EQUIP-2 falls within a burgeoning number of studies that assess barriers and facilitators to implementation and then focus on refining implementation strategies during intervention.19
Staff expectations, perceptions, and attitudes may encourage or inhibit adoption of evidence-based practices,20
and are thus critical to investigate and address at the outset of a quality improvement project through formative evaluation methods.21
Also critical to investigate are the larger systemic and structural factors that may affect attitudes towards and experiences of change. For example, in a system such as the VA, change from the “top” is expected by staff, and typically the changes are not voluntary or optional.
Key stakeholder perspectives will be gathered mid- and post-intervention, and organizational readiness will be assessed again post-intervention to see if readiness changed over time. This long-term perspective on adoption of innovation has been recommended by others who have noted that change toward evidence-based care in mental health care is a slow and uneven process, warranting a longitudinal perspective.22,23
Issues such as organizational vision and commitment may affect the long-term sustainability of innovations, so ongoing assessment of these issues could be critical.24
With a longitudinal perspective, this study will be able to explore associations between patient outcomes and organizational readiness, as has been demonstrated by others.25
Whitley and colleagues26
suggest that implementation of illness management and recovery requires strong leadership, an organizational culture that embraces innovation, effective training, and committed staff. Lin and colleagues1
suggest that employees’ perceptions of an organization’s orientation, activities, and support of quality management are associated with their perceptions of whether implementation of quality improvement activities will lead to improved patient outcomes.
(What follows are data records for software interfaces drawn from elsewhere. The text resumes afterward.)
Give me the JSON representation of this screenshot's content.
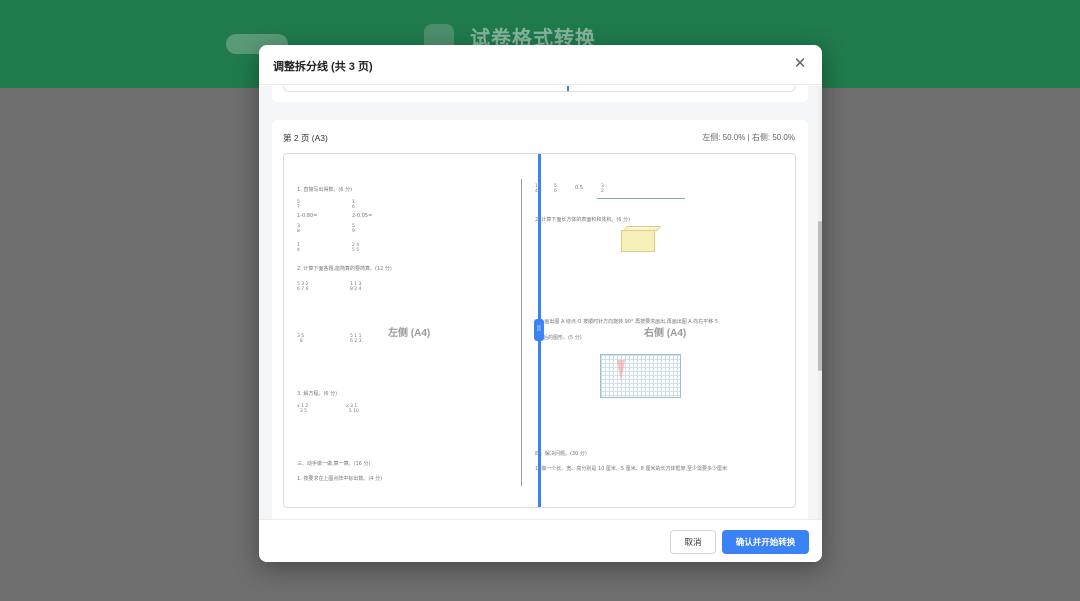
{
  "background": {
    "app_title": "试卷格式转换",
    "pill_label": "",
    "header_color": "#1f7a4c"
  },
  "modal": {
    "title": "调整拆分线 (共 3 页)",
    "close_icon": "close-icon",
    "pages": [
      {
        "label": "第 2 页 (A3)",
        "ratio_text": "左侧: 50.0% | 右侧: 50.0%",
        "left_label": "左侧 (A4)",
        "right_label": "右侧 (A4)",
        "left_percent": 50.0,
        "right_percent": 50.0,
        "split_handle_icon": "drag-handle-icon",
        "left_content": {
          "q1": "1. 直接写出得数。(6 分)",
          "q1_a": "1-0.80=",
          "q1_b": "2-0.05=",
          "q2": "2. 计算下面各题,能简算的要简算。(12 分)",
          "q3": "3. 解方程。(6 分)",
          "q4": "三、动手做一做,算一算。(16 分)",
          "q5": "1. 按要求在上图点阵中标出数。(4 分)"
        },
        "right_content": {
          "numline_label": "0.5",
          "q6": "2. 计算下面长方体的表面积和体积。(6 分)",
          "q7": "3. 画出图 A 绕点 O 按顺时针方向旋转 90° 再按要求画出,再画出图 A 向右平移 5",
          "q7b": "格后的图形。(5 分)",
          "q8": "四、解决问题。(30 分)",
          "q9": "1. 做一个长、宽、高分别是 10 厘米、5 厘米、8 厘米的长方体框架,至少需要多少厘米"
        }
      }
    ],
    "footer": {
      "cancel_label": "取消",
      "confirm_label": "确认并开始转换"
    },
    "accent_color": "#3b82f6"
  }
}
This study has limitations in that the sample sizes are not large and there is variability across sites, so generalizability is limited. Data from administrators was particularly limited, so insight is not provided here as to the ways in which administrators and staff may differ in their perceptions of organizational readiness, as operationalized by the ORC and as explored in the interviews. Additionally, taking the average survey response from a group of employees is a limited way in which to assess organizational readiness, at least in part because employees likely differ in their awareness of and contribution to readiness. This study was not designed to test variable contributions to readiness, but an investigation that tests this idea would be clinically and empirically valuable.
One of the main points of this quality improvement effort was the need to acknowledge from the outset that clinical settings, though they may be similar in many ways, are never completely equivalent despite best efforts to have them equivalent from an empirical standpoint. Accordingly, we designed the study to explore the ways in which the sites were not equivalent, i.e., to assess in some depth each site’s organizational climate, with more emphasis on the intervention sites because we wanted to maximize uptake of the intervention in order to improve quality of care.
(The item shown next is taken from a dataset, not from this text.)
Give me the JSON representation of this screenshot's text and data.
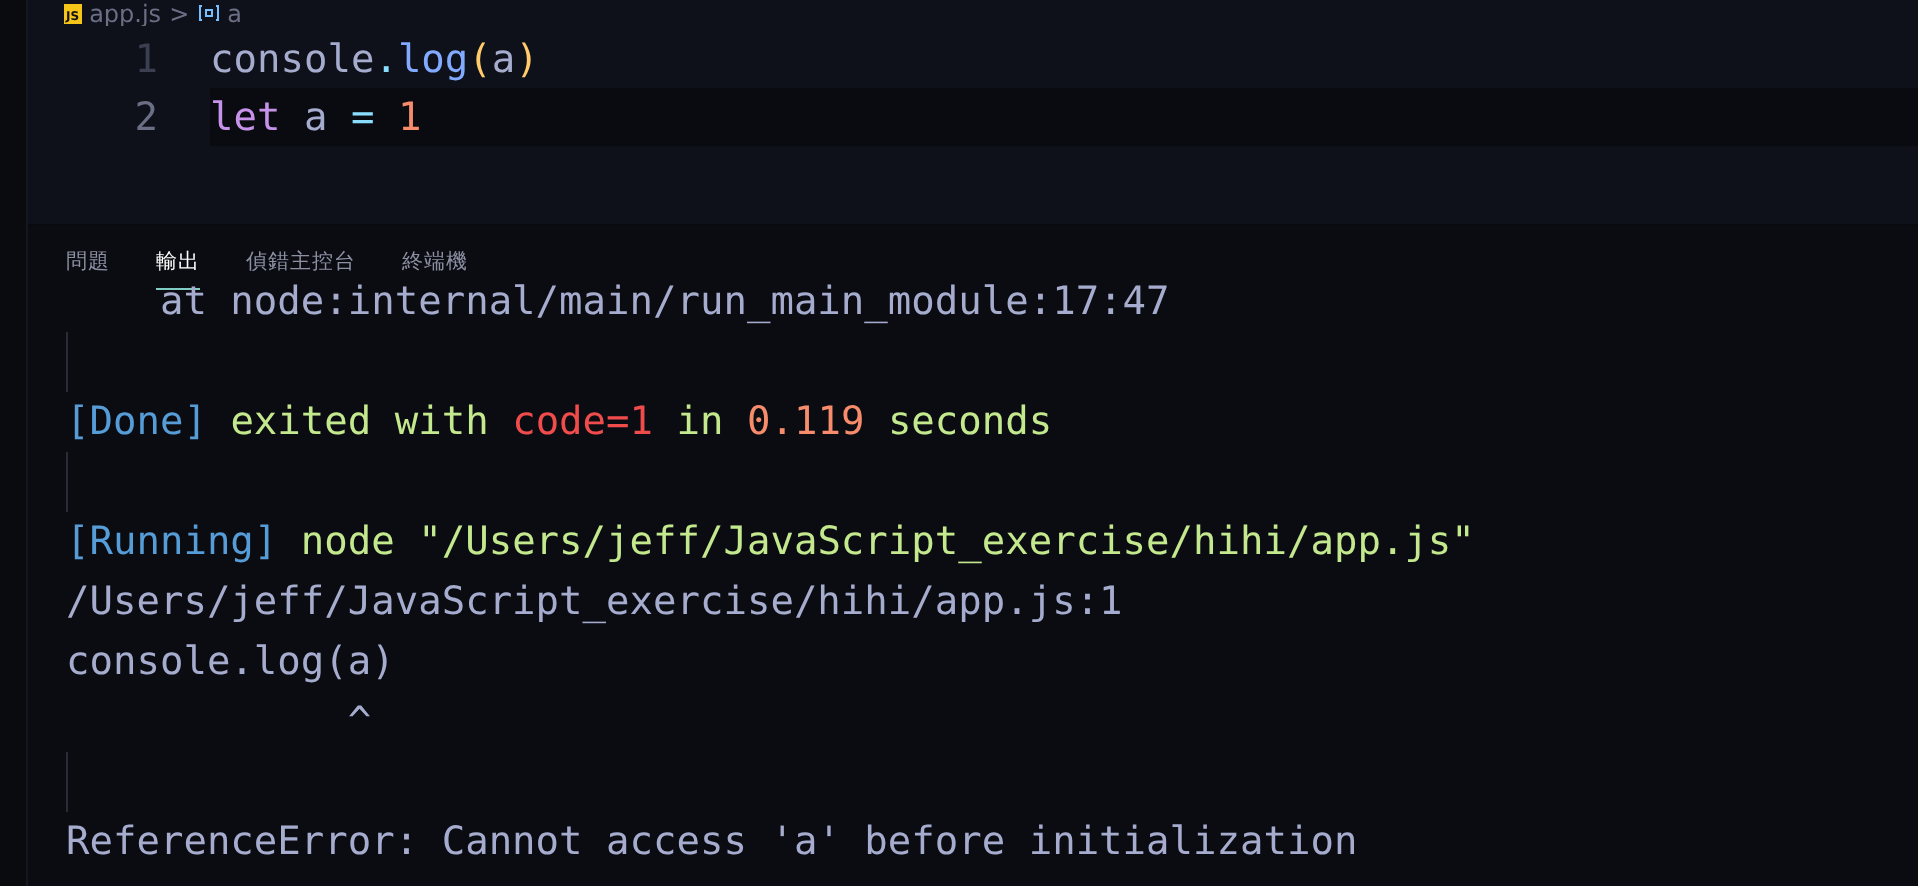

Organizational change, though difficult to achieve, can occur. Adoption of evidence-based care in specialty mental health is critical for the improvement of patient outcomes.27
The onus is on implementation researchers to continue to identify factors that facilitate successful adoption of appropriate and effective clinical practices. One step toward the identification of these factors is thorough assessment of organizational readiness for change, so subsequent intervention efforts are more carefully attuned to the strengths and barriers present in each site. Ideally, with locally tailored implementation strategies, adoption of evidence-based practices will increasingly become the norm, and patients seeking services will receive the care that they need in order to have optimal health outcomes.